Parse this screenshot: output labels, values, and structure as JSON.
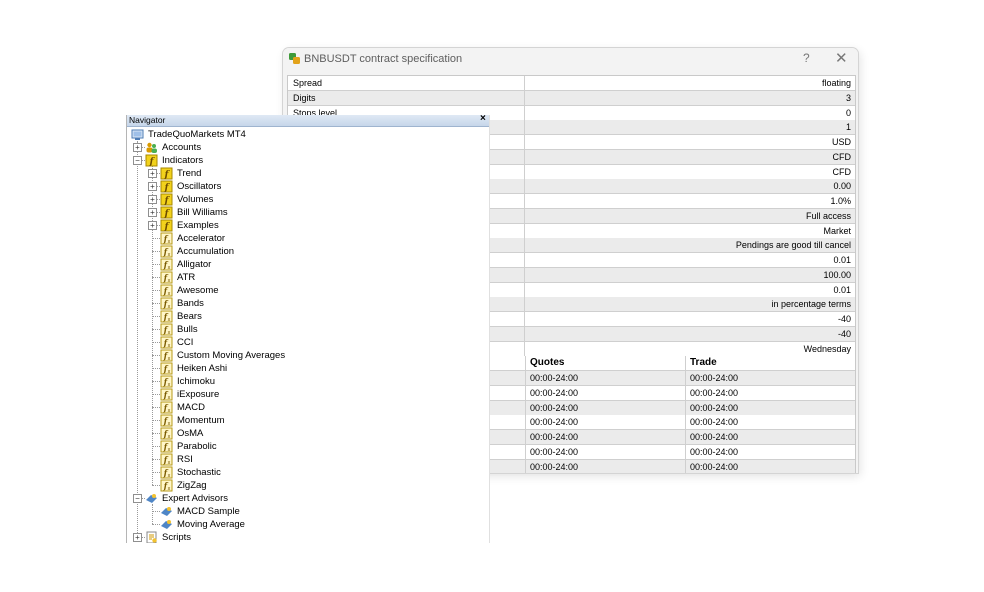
{
  "spec_window": {
    "title": "BNBUSDT contract specification",
    "help_label": "?",
    "close_label": "✕",
    "rows": [
      {
        "label": "Spread",
        "value": "floating"
      },
      {
        "label": "Digits",
        "value": "3"
      },
      {
        "label": "Stops level",
        "value": "0"
      },
      {
        "label": "",
        "value": "1"
      },
      {
        "label": "",
        "value": "USD"
      },
      {
        "label": "",
        "value": "CFD"
      },
      {
        "label": "",
        "value": "CFD"
      },
      {
        "label": "",
        "value": "0.00"
      },
      {
        "label": "",
        "value": "1.0%"
      },
      {
        "label": "",
        "value": "Full access"
      },
      {
        "label": "",
        "value": "Market"
      },
      {
        "label": "",
        "value": "Pendings are good till cancel"
      },
      {
        "label": "",
        "value": "0.01"
      },
      {
        "label": "",
        "value": "100.00"
      },
      {
        "label": "",
        "value": "0.01"
      },
      {
        "label": "",
        "value": "in percentage terms"
      },
      {
        "label": "",
        "value": "-40"
      },
      {
        "label": "",
        "value": "-40"
      },
      {
        "label": "",
        "value": "Wednesday"
      }
    ],
    "sessions": {
      "header_quotes": "Quotes",
      "header_trade": "Trade",
      "rows": [
        {
          "quotes": "00:00-24:00",
          "trade": "00:00-24:00"
        },
        {
          "quotes": "00:00-24:00",
          "trade": "00:00-24:00"
        },
        {
          "quotes": "00:00-24:00",
          "trade": "00:00-24:00"
        },
        {
          "quotes": "00:00-24:00",
          "trade": "00:00-24:00"
        },
        {
          "quotes": "00:00-24:00",
          "trade": "00:00-24:00"
        },
        {
          "quotes": "00:00-24:00",
          "trade": "00:00-24:00"
        },
        {
          "quotes": "00:00-24:00",
          "trade": "00:00-24:00"
        }
      ]
    }
  },
  "navigator": {
    "title": "Navigator",
    "close_label": "×",
    "root": "TradeQuoMarkets MT4",
    "accounts": "Accounts",
    "indicators": "Indicators",
    "indicator_folders": [
      "Trend",
      "Oscillators",
      "Volumes",
      "Bill Williams",
      "Examples"
    ],
    "indicator_items": [
      "Accelerator",
      "Accumulation",
      "Alligator",
      "ATR",
      "Awesome",
      "Bands",
      "Bears",
      "Bulls",
      "CCI",
      "Custom Moving Averages",
      "Heiken Ashi",
      "Ichimoku",
      "iExposure",
      "MACD",
      "Momentum",
      "OsMA",
      "Parabolic",
      "RSI",
      "Stochastic",
      "ZigZag"
    ],
    "expert_advisors": "Expert Advisors",
    "ea_items": [
      "MACD Sample",
      "Moving Average"
    ],
    "scripts": "Scripts"
  },
  "colors": {
    "folder_yellow": "#f2d21c",
    "indicator_icon": "#e8c22a",
    "accounts_icon": "#d99a00",
    "ea_icon": "#4f86c6",
    "nav_title_bg": "#c6d6ea"
  },
  "icons": {
    "app": "mt4-app-icon",
    "root": "terminal-icon",
    "folder": "indicator-folder-icon",
    "indicator": "indicator-icon",
    "expert": "expert-advisor-icon",
    "scripts": "scripts-icon"
  }
}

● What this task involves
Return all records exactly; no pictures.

● Completed exercise
Parse this screenshot: output labels, values, and structure as JSON.
{
  "spec_window": {
    "title": "BNBUSDT contract specification",
    "help_label": "?",
    "close_label": "✕",
    "rows": [
      {
        "label": "Spread",
        "value": "floating"
      },
      {
        "label": "Digits",
        "value": "3"
      },
      {
        "label": "Stops level",
        "value": "0"
      },
      {
        "label": "",
        "value": "1"
      },
      {
        "label": "",
        "value": "USD"
      },
      {
        "label": "",
        "value": "CFD"
      },
      {
        "label": "",
        "value": "CFD"
      },
      {
        "label": "",
        "value": "0.00"
      },
      {
        "label": "",
        "value": "1.0%"
      },
      {
        "label": "",
        "value": "Full access"
      },
      {
        "label": "",
        "value": "Market"
      },
      {
        "label": "",
        "value": "Pendings are good till cancel"
      },
      {
        "label": "",
        "value": "0.01"
      },
      {
        "label": "",
        "value": "100.00"
      },
      {
        "label": "",
        "value": "0.01"
      },
      {
        "label": "",
        "value": "in percentage terms"
      },
      {
        "label": "",
        "value": "-40"
      },
      {
        "label": "",
        "value": "-40"
      },
      {
        "label": "",
        "value": "Wednesday"
      }
    ],
    "sessions": {
      "header_quotes": "Quotes",
      "header_trade": "Trade",
      "rows": [
        {
          "quotes": "00:00-24:00",
          "trade": "00:00-24:00"
        },
        {
          "quotes": "00:00-24:00",
          "trade": "00:00-24:00"
        },
        {
          "quotes": "00:00-24:00",
          "trade": "00:00-24:00"
        },
        {
          "quotes": "00:00-24:00",
          "trade": "00:00-24:00"
        },
        {
          "quotes": "00:00-24:00",
          "trade": "00:00-24:00"
        },
        {
          "quotes": "00:00-24:00",
          "trade": "00:00-24:00"
        },
        {
          "quotes": "00:00-24:00",
          "trade": "00:00-24:00"
        }
      ]
    }
  },
  "navigator": {
    "title": "Navigator",
    "close_label": "×",
    "root": "TradeQuoMarkets MT4",
    "accounts": "Accounts",
    "indicators": "Indicators",
    "indicator_folders": [
      "Trend",
      "Oscillators",
      "Volumes",
      "Bill Williams",
      "Examples"
    ],
    "indicator_items": [
      "Accelerator",
      "Accumulation",
      "Alligator",
      "ATR",
      "Awesome",
      "Bands",
      "Bears",
      "Bulls",
      "CCI",
      "Custom Moving Averages",
      "Heiken Ashi",
      "Ichimoku",
      "iExposure",
      "MACD",
      "Momentum",
      "OsMA",
      "Parabolic",
      "RSI",
      "Stochastic",
      "ZigZag"
    ],
    "expert_advisors": "Expert Advisors",
    "ea_items": [
      "MACD Sample",
      "Moving Average"
    ],
    "scripts": "Scripts"
  },
  "colors": {
    "folder_yellow": "#f2d21c",
    "indicator_icon": "#e8c22a",
    "accounts_icon": "#d99a00",
    "ea_icon": "#4f86c6",
    "nav_title_bg": "#c6d6ea"
  },
  "icons": {
    "app": "mt4-app-icon",
    "root": "terminal-icon",
    "folder": "indicator-folder-icon",
    "indicator": "indicator-icon",
    "expert": "expert-advisor-icon",
    "scripts": "scripts-icon"
  }
}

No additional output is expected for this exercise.